>>>>

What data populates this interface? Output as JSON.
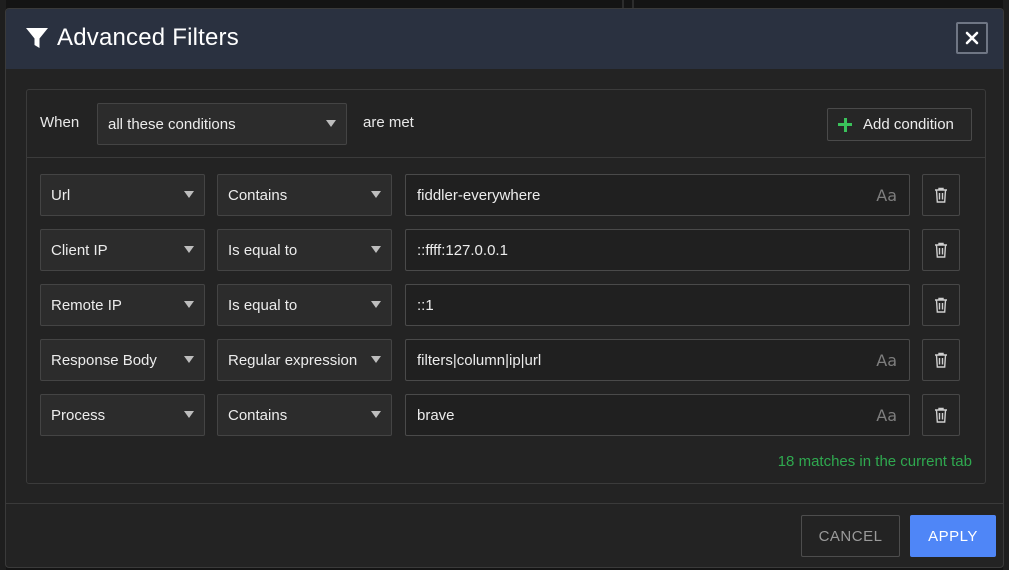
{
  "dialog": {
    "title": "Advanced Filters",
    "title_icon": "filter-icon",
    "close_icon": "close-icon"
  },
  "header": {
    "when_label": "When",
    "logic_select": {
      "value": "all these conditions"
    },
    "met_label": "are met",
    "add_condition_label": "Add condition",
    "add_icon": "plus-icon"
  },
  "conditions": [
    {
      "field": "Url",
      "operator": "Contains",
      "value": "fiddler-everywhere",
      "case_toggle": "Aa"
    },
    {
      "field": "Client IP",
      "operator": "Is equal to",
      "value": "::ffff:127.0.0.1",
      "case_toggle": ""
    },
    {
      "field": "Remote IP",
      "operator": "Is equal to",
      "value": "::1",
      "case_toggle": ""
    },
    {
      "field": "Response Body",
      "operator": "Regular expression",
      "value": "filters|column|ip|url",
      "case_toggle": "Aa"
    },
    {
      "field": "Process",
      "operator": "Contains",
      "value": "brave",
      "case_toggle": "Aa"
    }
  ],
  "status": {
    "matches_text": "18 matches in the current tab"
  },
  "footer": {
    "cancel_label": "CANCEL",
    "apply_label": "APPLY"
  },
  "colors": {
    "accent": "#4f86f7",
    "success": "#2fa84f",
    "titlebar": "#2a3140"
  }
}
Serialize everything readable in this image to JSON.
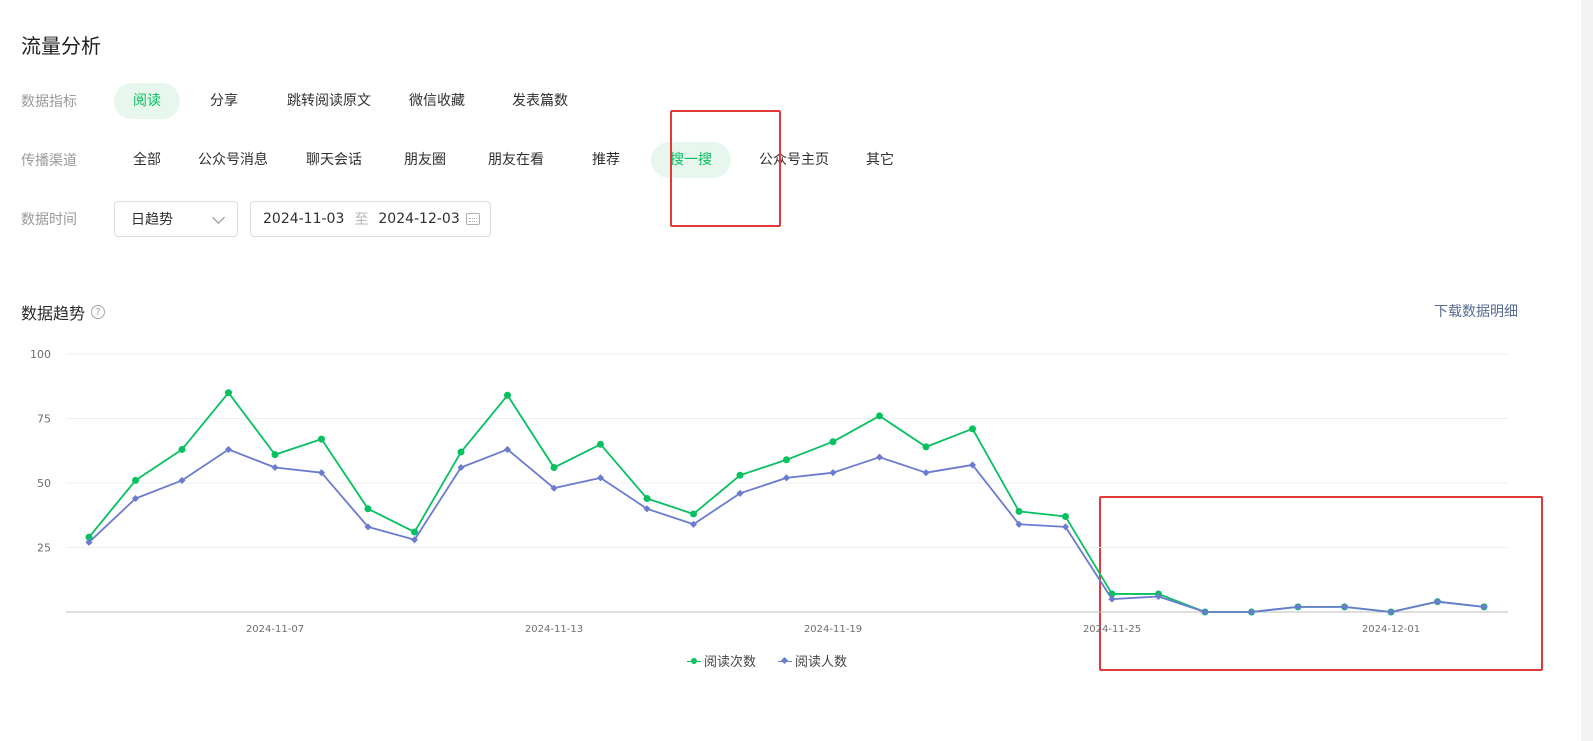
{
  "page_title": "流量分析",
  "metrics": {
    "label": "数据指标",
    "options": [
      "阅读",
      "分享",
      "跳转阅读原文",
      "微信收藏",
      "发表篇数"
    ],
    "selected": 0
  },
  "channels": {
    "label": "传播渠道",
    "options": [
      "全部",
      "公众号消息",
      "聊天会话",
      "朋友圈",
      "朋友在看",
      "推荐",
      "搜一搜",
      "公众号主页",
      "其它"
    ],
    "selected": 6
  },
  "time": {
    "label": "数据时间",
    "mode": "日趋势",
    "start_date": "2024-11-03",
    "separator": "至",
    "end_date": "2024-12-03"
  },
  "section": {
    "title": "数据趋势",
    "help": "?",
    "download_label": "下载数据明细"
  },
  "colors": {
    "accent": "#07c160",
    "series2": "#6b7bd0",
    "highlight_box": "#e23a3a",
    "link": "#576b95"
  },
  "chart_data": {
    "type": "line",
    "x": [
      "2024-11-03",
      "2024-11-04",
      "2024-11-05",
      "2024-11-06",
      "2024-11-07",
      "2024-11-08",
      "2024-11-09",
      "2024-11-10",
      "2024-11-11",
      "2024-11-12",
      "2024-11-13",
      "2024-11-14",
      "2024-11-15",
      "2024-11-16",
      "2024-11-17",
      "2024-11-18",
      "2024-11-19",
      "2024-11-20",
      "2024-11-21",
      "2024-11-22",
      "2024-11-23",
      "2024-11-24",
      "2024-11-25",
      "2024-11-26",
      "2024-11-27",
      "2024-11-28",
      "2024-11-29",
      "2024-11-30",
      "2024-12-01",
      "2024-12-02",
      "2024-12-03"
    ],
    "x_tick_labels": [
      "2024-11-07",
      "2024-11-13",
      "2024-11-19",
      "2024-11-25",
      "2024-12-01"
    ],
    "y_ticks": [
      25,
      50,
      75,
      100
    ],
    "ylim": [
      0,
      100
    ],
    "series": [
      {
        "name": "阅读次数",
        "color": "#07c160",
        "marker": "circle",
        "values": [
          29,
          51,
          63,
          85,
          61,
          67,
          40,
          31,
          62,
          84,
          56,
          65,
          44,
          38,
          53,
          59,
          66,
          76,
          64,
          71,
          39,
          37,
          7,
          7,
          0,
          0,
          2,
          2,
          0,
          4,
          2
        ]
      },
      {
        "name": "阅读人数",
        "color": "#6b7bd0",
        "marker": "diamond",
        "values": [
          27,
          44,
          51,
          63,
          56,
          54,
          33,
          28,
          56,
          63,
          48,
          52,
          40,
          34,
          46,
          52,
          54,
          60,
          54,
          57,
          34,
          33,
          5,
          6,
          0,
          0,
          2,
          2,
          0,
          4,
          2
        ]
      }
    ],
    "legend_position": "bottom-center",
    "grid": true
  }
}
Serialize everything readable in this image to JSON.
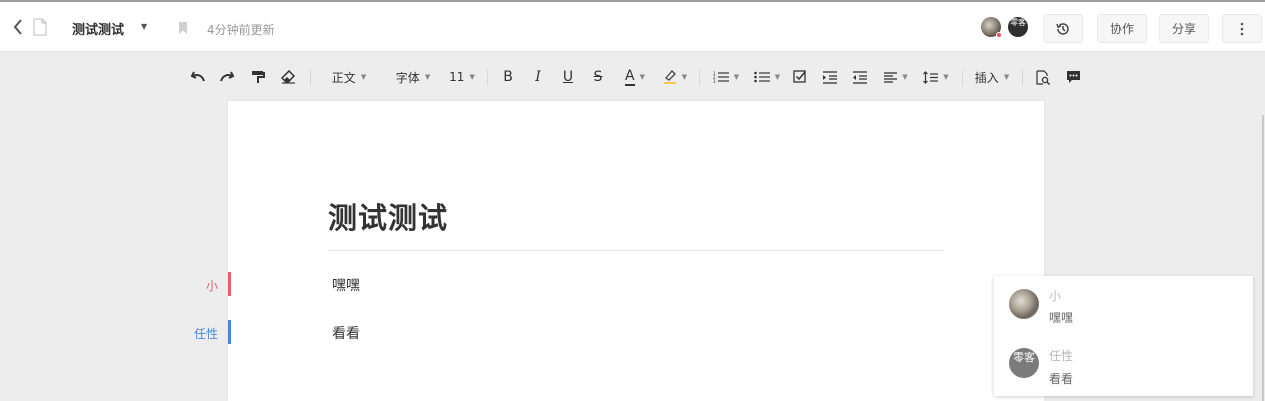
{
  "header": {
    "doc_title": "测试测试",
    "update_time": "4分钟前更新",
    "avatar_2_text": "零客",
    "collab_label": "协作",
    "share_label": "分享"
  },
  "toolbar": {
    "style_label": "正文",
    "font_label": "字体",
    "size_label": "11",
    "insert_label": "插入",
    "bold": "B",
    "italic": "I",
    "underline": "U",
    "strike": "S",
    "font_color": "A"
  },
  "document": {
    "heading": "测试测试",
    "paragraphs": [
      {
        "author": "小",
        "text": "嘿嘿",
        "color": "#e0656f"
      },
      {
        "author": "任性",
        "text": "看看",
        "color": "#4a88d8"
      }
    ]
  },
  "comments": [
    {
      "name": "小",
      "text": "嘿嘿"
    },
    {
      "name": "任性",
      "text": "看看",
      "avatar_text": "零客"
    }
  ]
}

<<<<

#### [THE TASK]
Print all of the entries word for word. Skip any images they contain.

#### [FINISHED TASK]
What data populates this interface? Output as JSON.
{
  "dialog": {
    "title": "Advanced Filters",
    "title_icon": "filter-icon",
    "close_icon": "close-icon"
  },
  "header": {
    "when_label": "When",
    "logic_select": {
      "value": "all these conditions"
    },
    "met_label": "are met",
    "add_condition_label": "Add condition",
    "add_icon": "plus-icon"
  },
  "conditions": [
    {
      "field": "Url",
      "operator": "Contains",
      "value": "fiddler-everywhere",
      "case_toggle": "Aa"
    },
    {
      "field": "Client IP",
      "operator": "Is equal to",
      "value": "::ffff:127.0.0.1",
      "case_toggle": ""
    },
    {
      "field": "Remote IP",
      "operator": "Is equal to",
      "value": "::1",
      "case_toggle": ""
    },
    {
      "field": "Response Body",
      "operator": "Regular expression",
      "value": "filters|column|ip|url",
      "case_toggle": "Aa"
    },
    {
      "field": "Process",
      "operator": "Contains",
      "value": "brave",
      "case_toggle": "Aa"
    }
  ],
  "status": {
    "matches_text": "18 matches in the current tab"
  },
  "footer": {
    "cancel_label": "CANCEL",
    "apply_label": "APPLY"
  },
  "colors": {
    "accent": "#4f86f7",
    "success": "#2fa84f",
    "titlebar": "#2a3140"
  }
}
Serialize everything readable in this image to JSON.
{
  "page_title": "流量分析",
  "metrics": {
    "label": "数据指标",
    "options": [
      "阅读",
      "分享",
      "跳转阅读原文",
      "微信收藏",
      "发表篇数"
    ],
    "selected": 0
  },
  "channels": {
    "label": "传播渠道",
    "options": [
      "全部",
      "公众号消息",
      "聊天会话",
      "朋友圈",
      "朋友在看",
      "推荐",
      "搜一搜",
      "公众号主页",
      "其它"
    ],
    "selected": 6
  },
  "time": {
    "label": "数据时间",
    "mode": "日趋势",
    "start_date": "2024-11-03",
    "separator": "至",
    "end_date": "2024-12-03"
  },
  "section": {
    "title": "数据趋势",
    "help": "?",
    "download_label": "下载数据明细"
  },
  "colors": {
    "accent": "#07c160",
    "series2": "#6b7bd0",
    "highlight_box": "#e23a3a",
    "link": "#576b95"
  },
  "chart_data": {
    "type": "line",
    "x": [
      "2024-11-03",
      "2024-11-04",
      "2024-11-05",
      "2024-11-06",
      "2024-11-07",
      "2024-11-08",
      "2024-11-09",
      "2024-11-10",
      "2024-11-11",
      "2024-11-12",
      "2024-11-13",
      "2024-11-14",
      "2024-11-15",
      "2024-11-16",
      "2024-11-17",
      "2024-11-18",
      "2024-11-19",
      "2024-11-20",
      "2024-11-21",
      "2024-11-22",
      "2024-11-23",
      "2024-11-24",
      "2024-11-25",
      "2024-11-26",
      "2024-11-27",
      "2024-11-28",
      "2024-11-29",
      "2024-11-30",
      "2024-12-01",
      "2024-12-02",
      "2024-12-03"
    ],
    "x_tick_labels": [
      "2024-11-07",
      "2024-11-13",
      "2024-11-19",
      "2024-11-25",
      "2024-12-01"
    ],
    "y_ticks": [
      25,
      50,
      75,
      100
    ],
    "ylim": [
      0,
      100
    ],
    "series": [
      {
        "name": "阅读次数",
        "color": "#07c160",
        "marker": "circle",
        "values": [
          29,
          51,
          63,
          85,
          61,
          67,
          40,
          31,
          62,
          84,
          56,
          65,
          44,
          38,
          53,
          59,
          66,
          76,
          64,
          71,
          39,
          37,
          7,
          7,
          0,
          0,
          2,
          2,
          0,
          4,
          2
        ]
      },
      {
        "name": "阅读人数",
        "color": "#6b7bd0",
        "marker": "diamond",
        "values": [
          27,
          44,
          51,
          63,
          56,
          54,
          33,
          28,
          56,
          63,
          48,
          52,
          40,
          34,
          46,
          52,
          54,
          60,
          54,
          57,
          34,
          33,
          5,
          6,
          0,
          0,
          2,
          2,
          0,
          4,
          2
        ]
      }
    ],
    "legend_position": "bottom-center",
    "grid": true
  }
}
Serialize everything readable in this image to JSON.
{
  "header": {
    "doc_title": "测试测试",
    "update_time": "4分钟前更新",
    "avatar_2_text": "零客",
    "collab_label": "协作",
    "share_label": "分享"
  },
  "toolbar": {
    "style_label": "正文",
    "font_label": "字体",
    "size_label": "11",
    "insert_label": "插入",
    "bold": "B",
    "italic": "I",
    "underline": "U",
    "strike": "S",
    "font_color": "A"
  },
  "document": {
    "heading": "测试测试",
    "paragraphs": [
      {
        "author": "小",
        "text": "嘿嘿",
        "color": "#e0656f"
      },
      {
        "author": "任性",
        "text": "看看",
        "color": "#4a88d8"
      }
    ]
  },
  "comments": [
    {
      "name": "小",
      "text": "嘿嘿"
    },
    {
      "name": "任性",
      "text": "看看",
      "avatar_text": "零客"
    }
  ]
}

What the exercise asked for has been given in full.